# What is required
Search the entries below for the word "Vital" and copy every line where it appears.

───── Data shown

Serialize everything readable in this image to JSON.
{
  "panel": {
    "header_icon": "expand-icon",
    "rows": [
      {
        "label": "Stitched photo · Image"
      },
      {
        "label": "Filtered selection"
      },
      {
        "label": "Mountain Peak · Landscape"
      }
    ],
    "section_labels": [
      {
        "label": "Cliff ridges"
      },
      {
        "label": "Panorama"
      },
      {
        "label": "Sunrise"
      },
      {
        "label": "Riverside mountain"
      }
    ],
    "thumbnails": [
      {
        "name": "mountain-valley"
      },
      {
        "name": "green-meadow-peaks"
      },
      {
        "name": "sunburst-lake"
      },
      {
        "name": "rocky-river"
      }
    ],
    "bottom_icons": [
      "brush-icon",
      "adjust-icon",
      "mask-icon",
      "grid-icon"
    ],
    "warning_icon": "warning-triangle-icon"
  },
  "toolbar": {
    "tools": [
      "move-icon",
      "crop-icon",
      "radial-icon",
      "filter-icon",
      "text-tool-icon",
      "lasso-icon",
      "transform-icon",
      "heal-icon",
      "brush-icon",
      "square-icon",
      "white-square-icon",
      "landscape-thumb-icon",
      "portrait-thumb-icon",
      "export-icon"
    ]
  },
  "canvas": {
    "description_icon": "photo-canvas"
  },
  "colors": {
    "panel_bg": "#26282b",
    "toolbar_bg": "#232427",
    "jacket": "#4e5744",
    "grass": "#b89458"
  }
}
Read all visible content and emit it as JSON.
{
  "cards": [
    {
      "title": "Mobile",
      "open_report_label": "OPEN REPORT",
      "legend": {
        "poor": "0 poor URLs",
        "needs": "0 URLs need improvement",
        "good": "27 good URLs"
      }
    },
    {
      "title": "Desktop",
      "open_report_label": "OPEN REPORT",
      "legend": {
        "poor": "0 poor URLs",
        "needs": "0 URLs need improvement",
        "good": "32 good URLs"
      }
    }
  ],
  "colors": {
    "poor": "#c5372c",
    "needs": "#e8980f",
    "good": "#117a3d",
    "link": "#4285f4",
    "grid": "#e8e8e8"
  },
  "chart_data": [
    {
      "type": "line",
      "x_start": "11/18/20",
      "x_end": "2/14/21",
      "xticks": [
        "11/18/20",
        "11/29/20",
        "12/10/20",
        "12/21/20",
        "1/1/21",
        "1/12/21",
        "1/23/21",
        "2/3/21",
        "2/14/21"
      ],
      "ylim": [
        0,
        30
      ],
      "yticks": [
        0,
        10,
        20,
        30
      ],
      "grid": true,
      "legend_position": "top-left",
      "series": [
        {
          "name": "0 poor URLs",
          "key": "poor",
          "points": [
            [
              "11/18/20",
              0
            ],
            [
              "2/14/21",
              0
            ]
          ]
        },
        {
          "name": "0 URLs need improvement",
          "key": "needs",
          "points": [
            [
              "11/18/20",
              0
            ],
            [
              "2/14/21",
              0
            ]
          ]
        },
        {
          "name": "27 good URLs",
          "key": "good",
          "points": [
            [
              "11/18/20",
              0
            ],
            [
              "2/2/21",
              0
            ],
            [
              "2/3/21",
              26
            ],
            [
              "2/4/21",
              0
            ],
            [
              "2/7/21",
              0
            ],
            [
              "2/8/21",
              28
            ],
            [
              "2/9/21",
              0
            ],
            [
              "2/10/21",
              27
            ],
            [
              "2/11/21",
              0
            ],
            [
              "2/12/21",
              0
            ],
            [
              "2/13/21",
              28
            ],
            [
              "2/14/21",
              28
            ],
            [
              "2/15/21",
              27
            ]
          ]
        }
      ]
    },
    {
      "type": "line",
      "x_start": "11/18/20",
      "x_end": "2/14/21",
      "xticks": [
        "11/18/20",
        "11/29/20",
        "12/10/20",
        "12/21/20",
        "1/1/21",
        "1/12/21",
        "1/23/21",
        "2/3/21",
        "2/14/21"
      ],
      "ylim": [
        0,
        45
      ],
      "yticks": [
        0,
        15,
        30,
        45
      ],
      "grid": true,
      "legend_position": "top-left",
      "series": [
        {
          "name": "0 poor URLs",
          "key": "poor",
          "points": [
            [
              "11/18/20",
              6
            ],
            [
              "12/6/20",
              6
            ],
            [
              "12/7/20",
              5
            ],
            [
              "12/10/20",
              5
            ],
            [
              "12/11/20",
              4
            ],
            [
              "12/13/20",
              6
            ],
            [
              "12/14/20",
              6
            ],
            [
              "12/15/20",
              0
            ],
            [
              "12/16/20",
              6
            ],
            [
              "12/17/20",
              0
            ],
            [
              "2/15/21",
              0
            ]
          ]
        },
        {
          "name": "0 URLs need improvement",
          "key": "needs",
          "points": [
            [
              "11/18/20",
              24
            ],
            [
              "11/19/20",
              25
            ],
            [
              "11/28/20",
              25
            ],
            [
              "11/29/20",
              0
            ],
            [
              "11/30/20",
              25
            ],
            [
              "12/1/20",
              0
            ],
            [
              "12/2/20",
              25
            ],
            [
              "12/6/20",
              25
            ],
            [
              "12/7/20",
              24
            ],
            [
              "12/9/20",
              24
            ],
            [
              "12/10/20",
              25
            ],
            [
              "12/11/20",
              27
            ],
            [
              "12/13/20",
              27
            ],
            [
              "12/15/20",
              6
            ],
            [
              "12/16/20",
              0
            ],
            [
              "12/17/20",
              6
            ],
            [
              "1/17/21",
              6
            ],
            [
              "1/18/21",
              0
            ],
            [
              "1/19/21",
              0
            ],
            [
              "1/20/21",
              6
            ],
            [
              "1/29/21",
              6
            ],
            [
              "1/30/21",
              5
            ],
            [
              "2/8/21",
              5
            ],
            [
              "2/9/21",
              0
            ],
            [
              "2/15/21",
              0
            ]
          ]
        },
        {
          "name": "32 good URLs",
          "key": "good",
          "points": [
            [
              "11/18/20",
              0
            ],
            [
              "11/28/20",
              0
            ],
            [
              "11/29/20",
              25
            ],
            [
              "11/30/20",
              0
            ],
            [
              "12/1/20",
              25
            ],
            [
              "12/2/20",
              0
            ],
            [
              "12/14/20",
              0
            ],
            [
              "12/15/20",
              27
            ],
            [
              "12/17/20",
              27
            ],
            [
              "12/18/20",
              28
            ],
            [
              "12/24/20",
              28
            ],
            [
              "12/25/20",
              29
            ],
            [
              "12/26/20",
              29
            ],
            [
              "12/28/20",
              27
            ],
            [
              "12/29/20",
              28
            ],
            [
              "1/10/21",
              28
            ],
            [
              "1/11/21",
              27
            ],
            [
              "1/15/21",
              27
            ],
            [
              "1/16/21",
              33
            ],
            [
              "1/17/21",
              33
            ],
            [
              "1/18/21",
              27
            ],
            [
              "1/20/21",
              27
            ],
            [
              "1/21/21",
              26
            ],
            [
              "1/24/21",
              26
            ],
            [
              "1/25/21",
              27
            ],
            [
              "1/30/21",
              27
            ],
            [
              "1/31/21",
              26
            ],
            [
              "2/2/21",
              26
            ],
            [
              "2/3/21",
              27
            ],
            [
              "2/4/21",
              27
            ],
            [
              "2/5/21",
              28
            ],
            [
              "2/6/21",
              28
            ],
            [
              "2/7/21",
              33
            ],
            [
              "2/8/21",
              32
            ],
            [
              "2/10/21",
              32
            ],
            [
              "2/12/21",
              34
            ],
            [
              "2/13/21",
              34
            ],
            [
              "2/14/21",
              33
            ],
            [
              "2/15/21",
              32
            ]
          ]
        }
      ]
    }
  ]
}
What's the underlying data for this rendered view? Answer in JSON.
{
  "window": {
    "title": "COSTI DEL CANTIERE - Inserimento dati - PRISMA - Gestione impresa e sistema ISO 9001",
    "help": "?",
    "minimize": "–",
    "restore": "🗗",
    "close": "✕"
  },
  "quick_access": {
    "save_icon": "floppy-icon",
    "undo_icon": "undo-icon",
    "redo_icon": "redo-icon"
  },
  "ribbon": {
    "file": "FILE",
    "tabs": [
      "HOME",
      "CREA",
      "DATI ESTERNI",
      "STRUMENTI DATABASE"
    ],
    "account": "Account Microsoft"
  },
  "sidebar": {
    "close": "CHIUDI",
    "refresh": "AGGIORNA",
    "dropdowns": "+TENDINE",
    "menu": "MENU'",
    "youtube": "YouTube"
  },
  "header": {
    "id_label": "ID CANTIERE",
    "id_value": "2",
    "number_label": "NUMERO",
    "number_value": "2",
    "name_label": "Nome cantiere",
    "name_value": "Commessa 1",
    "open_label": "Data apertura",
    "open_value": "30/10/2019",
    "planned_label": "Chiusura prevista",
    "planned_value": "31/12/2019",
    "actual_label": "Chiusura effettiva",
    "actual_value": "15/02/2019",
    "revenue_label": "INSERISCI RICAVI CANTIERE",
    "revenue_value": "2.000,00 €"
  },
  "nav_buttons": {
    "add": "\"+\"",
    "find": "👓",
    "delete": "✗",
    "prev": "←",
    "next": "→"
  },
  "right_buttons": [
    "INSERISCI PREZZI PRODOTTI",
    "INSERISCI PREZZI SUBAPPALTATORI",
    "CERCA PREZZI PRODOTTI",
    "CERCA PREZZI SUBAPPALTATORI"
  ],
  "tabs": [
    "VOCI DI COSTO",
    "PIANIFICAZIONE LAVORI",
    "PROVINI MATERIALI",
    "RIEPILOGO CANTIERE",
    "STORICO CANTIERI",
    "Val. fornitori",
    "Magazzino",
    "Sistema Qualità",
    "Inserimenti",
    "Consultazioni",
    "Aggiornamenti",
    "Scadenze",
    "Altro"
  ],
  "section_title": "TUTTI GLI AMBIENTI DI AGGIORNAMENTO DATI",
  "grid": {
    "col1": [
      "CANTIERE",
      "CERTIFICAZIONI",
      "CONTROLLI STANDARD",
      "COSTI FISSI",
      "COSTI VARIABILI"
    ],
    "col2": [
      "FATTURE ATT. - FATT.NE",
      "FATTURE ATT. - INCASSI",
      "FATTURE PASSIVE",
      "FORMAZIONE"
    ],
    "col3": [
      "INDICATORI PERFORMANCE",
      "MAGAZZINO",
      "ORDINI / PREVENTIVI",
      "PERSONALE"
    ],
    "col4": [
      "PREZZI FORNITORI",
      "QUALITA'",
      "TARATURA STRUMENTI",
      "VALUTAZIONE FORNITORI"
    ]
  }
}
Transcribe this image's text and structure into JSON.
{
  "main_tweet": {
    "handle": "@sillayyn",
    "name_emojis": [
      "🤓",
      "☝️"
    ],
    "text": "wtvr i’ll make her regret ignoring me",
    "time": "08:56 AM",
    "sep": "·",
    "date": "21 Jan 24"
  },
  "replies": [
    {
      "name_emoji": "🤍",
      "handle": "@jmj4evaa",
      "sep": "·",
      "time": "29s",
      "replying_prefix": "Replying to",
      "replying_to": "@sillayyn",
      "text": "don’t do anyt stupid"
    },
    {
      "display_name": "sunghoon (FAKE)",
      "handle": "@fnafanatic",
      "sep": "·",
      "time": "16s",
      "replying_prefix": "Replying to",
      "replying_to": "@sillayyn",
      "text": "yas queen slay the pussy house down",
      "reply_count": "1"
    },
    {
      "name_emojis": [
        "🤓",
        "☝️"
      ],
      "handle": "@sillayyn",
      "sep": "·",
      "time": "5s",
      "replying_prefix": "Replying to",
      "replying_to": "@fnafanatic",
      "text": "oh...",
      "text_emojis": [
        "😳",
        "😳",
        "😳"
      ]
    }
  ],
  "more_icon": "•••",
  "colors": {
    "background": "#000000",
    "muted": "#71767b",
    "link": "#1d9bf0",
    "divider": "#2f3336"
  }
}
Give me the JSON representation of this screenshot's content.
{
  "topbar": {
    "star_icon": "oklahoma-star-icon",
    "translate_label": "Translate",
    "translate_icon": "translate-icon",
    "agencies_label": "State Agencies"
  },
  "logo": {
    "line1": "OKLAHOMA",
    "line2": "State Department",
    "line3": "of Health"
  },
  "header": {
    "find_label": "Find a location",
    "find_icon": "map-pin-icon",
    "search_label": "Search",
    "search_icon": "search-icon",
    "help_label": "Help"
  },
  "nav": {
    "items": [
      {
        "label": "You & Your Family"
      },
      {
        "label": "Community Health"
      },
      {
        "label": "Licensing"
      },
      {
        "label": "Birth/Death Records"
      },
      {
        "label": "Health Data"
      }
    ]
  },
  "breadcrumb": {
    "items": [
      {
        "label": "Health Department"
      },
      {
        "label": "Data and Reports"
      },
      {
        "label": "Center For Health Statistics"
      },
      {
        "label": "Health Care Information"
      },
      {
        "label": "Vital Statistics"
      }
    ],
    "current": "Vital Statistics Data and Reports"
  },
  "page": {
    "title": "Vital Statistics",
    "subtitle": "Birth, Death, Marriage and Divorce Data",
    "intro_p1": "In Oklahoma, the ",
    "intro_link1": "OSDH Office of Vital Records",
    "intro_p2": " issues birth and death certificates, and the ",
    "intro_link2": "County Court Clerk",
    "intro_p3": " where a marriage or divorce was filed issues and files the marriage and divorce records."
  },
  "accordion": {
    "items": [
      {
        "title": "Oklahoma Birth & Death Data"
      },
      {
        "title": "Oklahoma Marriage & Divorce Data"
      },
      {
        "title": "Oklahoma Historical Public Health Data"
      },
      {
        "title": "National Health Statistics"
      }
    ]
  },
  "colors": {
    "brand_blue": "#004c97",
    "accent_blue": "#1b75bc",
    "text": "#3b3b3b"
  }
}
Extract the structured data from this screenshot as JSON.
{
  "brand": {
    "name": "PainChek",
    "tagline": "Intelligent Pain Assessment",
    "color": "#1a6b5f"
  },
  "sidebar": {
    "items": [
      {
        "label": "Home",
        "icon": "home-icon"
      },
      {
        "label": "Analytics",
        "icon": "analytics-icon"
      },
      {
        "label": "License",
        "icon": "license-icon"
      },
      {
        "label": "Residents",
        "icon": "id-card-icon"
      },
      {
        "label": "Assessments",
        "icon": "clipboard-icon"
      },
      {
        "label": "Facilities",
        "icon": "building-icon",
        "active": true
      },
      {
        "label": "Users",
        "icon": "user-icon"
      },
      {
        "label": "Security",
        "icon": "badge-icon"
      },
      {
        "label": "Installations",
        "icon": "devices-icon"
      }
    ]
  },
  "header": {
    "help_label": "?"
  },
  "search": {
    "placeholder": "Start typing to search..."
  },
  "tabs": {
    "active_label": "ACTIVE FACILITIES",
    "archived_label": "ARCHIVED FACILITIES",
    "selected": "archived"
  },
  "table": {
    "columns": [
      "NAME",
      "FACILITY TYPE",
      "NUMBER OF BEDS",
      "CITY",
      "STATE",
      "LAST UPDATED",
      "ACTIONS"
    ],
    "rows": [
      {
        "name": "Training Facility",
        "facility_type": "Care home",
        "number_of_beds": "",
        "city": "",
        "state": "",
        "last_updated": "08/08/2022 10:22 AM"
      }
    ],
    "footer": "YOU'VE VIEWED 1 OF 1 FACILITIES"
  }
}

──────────

# Task solution
        "label": "Vital Statistics"
    "current": "Vital Statistics Data and Reports"
    "title": "Vital Statistics",
    "intro_link1": "OSDH Office of Vital Records",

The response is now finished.